And fireworks would explain birds dropping out of the sky, ohhhhhh, sayyyyyy, one minute past midnight on the first, but many of these events are happening days after the last fizzles.

There are plenty of conventional, prosaic explanations for any one of these events, to be sure, but that all of them are happening about the same time in the same mysterious manner leads one to suspect there's something greater at work here.

So what the hell IS going on???


Tuesday, January 04, 2011

The Insurance Crisis You Didn't Hear About

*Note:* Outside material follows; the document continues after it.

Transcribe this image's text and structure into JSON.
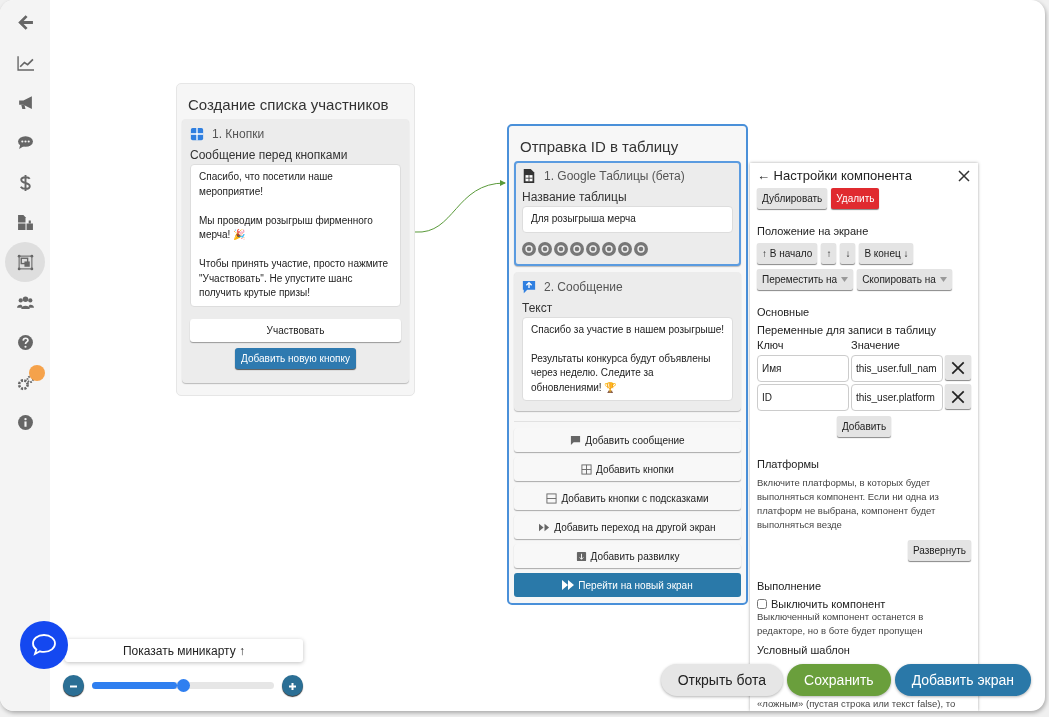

Everyone remembers AIG, and how it was too big to fail, since its insurance propped up everything from major construction projects to risky mortgages.
But the insurance industry as a whole was grossly destabilized by the banking crisis. Any risk upsets insurers, and there was plenty to go around.
Including one particularly noxious little instrument: The death bet, or life settlement industry, to use the polite term.
Intended as an estate planning tool, the death bet works as follows. I'm rich. Filthy rich. So I take out a life insurance policy in the millions. It's probably more than I need, but I've got an inflated sense of self-worth.
Oops. Now I need cash. Quick cash. I turn around and sell that policy to an investor pool who agrees to make the premium payments in exchange for an annuity payment to me based on the benefit, plus assignment of that benefit to the pool. (NB This is not the only purpose these policies serve, but it's a good example of how ugly this can be)
The new owners then sit back and begin to cheer every single sniffle I get. The faster I die, the more profitable the policy is.
In the scramble of the subprime mortgage market, insurers, much like Captain Renault in Casablanca were shocked! SHOCKED! to find out that many of the highly profitable transactions were mere gambles on the lives of policyholders!

Since the bust in the market, insurers have portrayed themselves as the victims. They have filed hundreds of lawsuits over the past two years seeking to cancel policies they say weren't intended as estate-planning tools, as buyers purported, but were instead meant to enrich investors speculating on old people's lives. The industry also asked regulators to stop investors from wagering with their products.

Now, some investors are striking back. They are asserting that insurers' own agents and managers encouraged investor-driven sales to boost their compensation, and that the industry cried foul only when faced with big payouts on the policies and bond-market declines that made some policies less profitable than expected.

The investors want the insurers to be forced to honor the contracts, or to refund all of the premiums they have paid. Some are seeking punitive damages. The claims appear in filings in state and federal courts nationwide.

The irony is, of course, that this market was already in a tizzy not because of the financial shenanigans of the bond markets (bonds and annuities are usually the underlying instruments behind life insurance policies and included mortgage-backed securities) but because, well, people are living longer.

See, actuarial tables may be the last bastion of inefficiency in financial markets, because they rely on information after the fact: when a person dies, that's how long you know he or she has lived. The average age of people dying is compared to the numbers of people still living who are that age and that's one way life expectancies are calculated, or at least that's the basis for the calculations.

Radical epidemic or natural disaster...can appear nearly instantaneously. Subtle changes take months if not years to come to the fore. And there's the problem because these same rich people can afford the best medical care and thus confound the statistics which can adjust for income but have a much harder time adjusting for accumulated wealth. Remember, they've likely retired when they sell these policies so annual income is reduced significantly, but wealth continues to accrue.

So how does this affect you? Well, estimates of the current market for these instruments remains over $10 billion new policies every year. Not much, but if insurers are forced to recapture premiums and refund them to investors, the size of the market could make the AIG bust look like a run on a Bedford Falls building and loan.

And then, if no bailout is forthcoming, your insurance premiums-- car, life, and home-- will skyrocket.